At this point, I had to decide between two fates:
- Listen to my ego and fall for the trap of endless “there is more success and status” if only I would talk here or pose there…
- Keep doing what I love with no distractions what so ever and from time to time I might share something that I truly like and that will have a positive impact.
Sure, I did make the first sound bad but not very bad. I could have added a few lines about its consequences of “Jeff Kooniness” that one has to forcefully embrace. With no offense to any of the artists that have chosen the first path, people believe in them after all they read in the news and watch on TV. The value of their art no matter how stunning or dull is a product of branding that is a confusing beauty in the mind of the beholder.
“Those who reinvent the wheel have more time to talk about the invention than those who invent it”
To go back to the perks of anonymity in the sense of having no outstanding, individual, or unusual features; unremarkable or impersonal. Without any further due:
- Once you are famous for something specific (style, theme, domain), it is hard to switch to something else, especially if you become attached to fame. The anonymous or less known is free to pursue any gut-instinct or passion anytime, whereas the celebrated will have to stick to contracts and engagements that could influence his or her art.
- The attention-seeking institutes and organizations want big names in their conferences and summits. If you’re not a big shot, regardless of how good is your art or terrible, you are of no interest to them. That said, your participation in these events or listings of artists are not based on your art but on how much importance your presence can give these organizations. If you search for AI Artist, you will come across a listing that does not have the two people that inspired me or me and that makes perfect sense and gives us more time to create and less time to pose.
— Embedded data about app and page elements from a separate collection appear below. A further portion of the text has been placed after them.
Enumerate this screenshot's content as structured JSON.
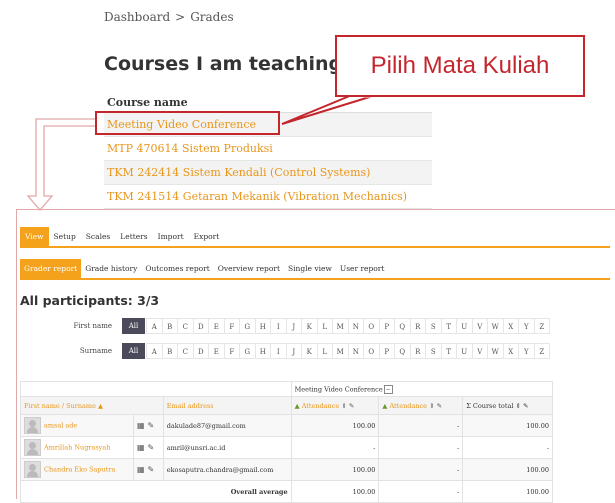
{
  "breadcrumb": {
    "items": [
      "Dashboard",
      "Grades"
    ],
    "separator": ">"
  },
  "page_title": "Courses I am teaching",
  "courses": {
    "header": "Course name",
    "rows": [
      "Meeting Video Conference",
      "MTP 470614 Sistem Produksi",
      "TKM 242414 Sistem Kendali (Control Systems)",
      "TKM 241514 Getaran Mekanik (Vibration Mechanics)"
    ]
  },
  "callout": {
    "text": "Pilih Mata Kuliah"
  },
  "colors": {
    "accent": "#f4a21b",
    "link": "#e8961a",
    "annotation": "#c4262e",
    "filter_active": "#4a4a5a"
  },
  "tabs_primary": [
    "View",
    "Setup",
    "Scales",
    "Letters",
    "Import",
    "Export"
  ],
  "tabs_secondary": [
    "Grader report",
    "Grade history",
    "Outcomes report",
    "Overview report",
    "Single view",
    "User report"
  ],
  "participants_title": "All participants: 3/3",
  "filters": {
    "first_name_label": "First name",
    "surname_label": "Surname",
    "all_label": "All",
    "letters": [
      "A",
      "B",
      "C",
      "D",
      "E",
      "F",
      "G",
      "H",
      "I",
      "J",
      "K",
      "L",
      "M",
      "N",
      "O",
      "P",
      "Q",
      "R",
      "S",
      "T",
      "U",
      "V",
      "W",
      "X",
      "Y",
      "Z"
    ]
  },
  "grader": {
    "course_header": "Meeting Video Conference",
    "col_name": "First name / Surname",
    "col_email": "Email address",
    "col_att1": "Attendance",
    "col_att2": "Attendance",
    "col_total": "Course total",
    "rows": [
      {
        "name": "amsal ade",
        "email": "dakulade87@gmail.com",
        "att1": "100.00",
        "att2": "-",
        "total": "100.00"
      },
      {
        "name": "Amrillah Nugrasyah",
        "email": "amril@unsri.ac.id",
        "att1": "-",
        "att2": "-",
        "total": "-"
      },
      {
        "name": "Chandra Eko Saputra",
        "email": "ekosaputra.chandra@gmail.com",
        "att1": "100.00",
        "att2": "-",
        "total": "100.00"
      }
    ],
    "avg_label": "Overall average",
    "avg": {
      "att1": "100.00",
      "att2": "-",
      "total": "100.00"
    }
  }
}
- When an anonymous sells an artwork we know for sure that it is because the artwork was good. When a celebrity cells an artwork nobody knows whether it was for the signature or the quality of the work. I have done 2 exhibitions in which I was introduced with a different name. I did not want people to research me in advance or like me for the share of fame I unintentionally brought into my life and no longer wish for henceforth. The experience was incredible. In one exhibition, I met people who insisted that I’d be introduced to a gallerist they know as they saw potential in the seemingly anonymous artist.
- Peace and freedom cost a lot these days and fame is not how to have them. On the contrary!
This article was inspired by a conversation I had with one of the anonymous artists with amazing talents and potential without knowing it.
I would like to take this opportunity to remind everyone that AI will not replace artists and although we have been doing generative and algorithmic art for half a century, it did not get a hundredth of the attention that the AI ART buzz got.
If you would like to support me, I sell my art online at https://www.hicetnunc.xyz/tz/tz1RvPTb8CPiFFLjDqonmkqdqfwWJdQgcua5 and offline at exhibitions before and after pandemics.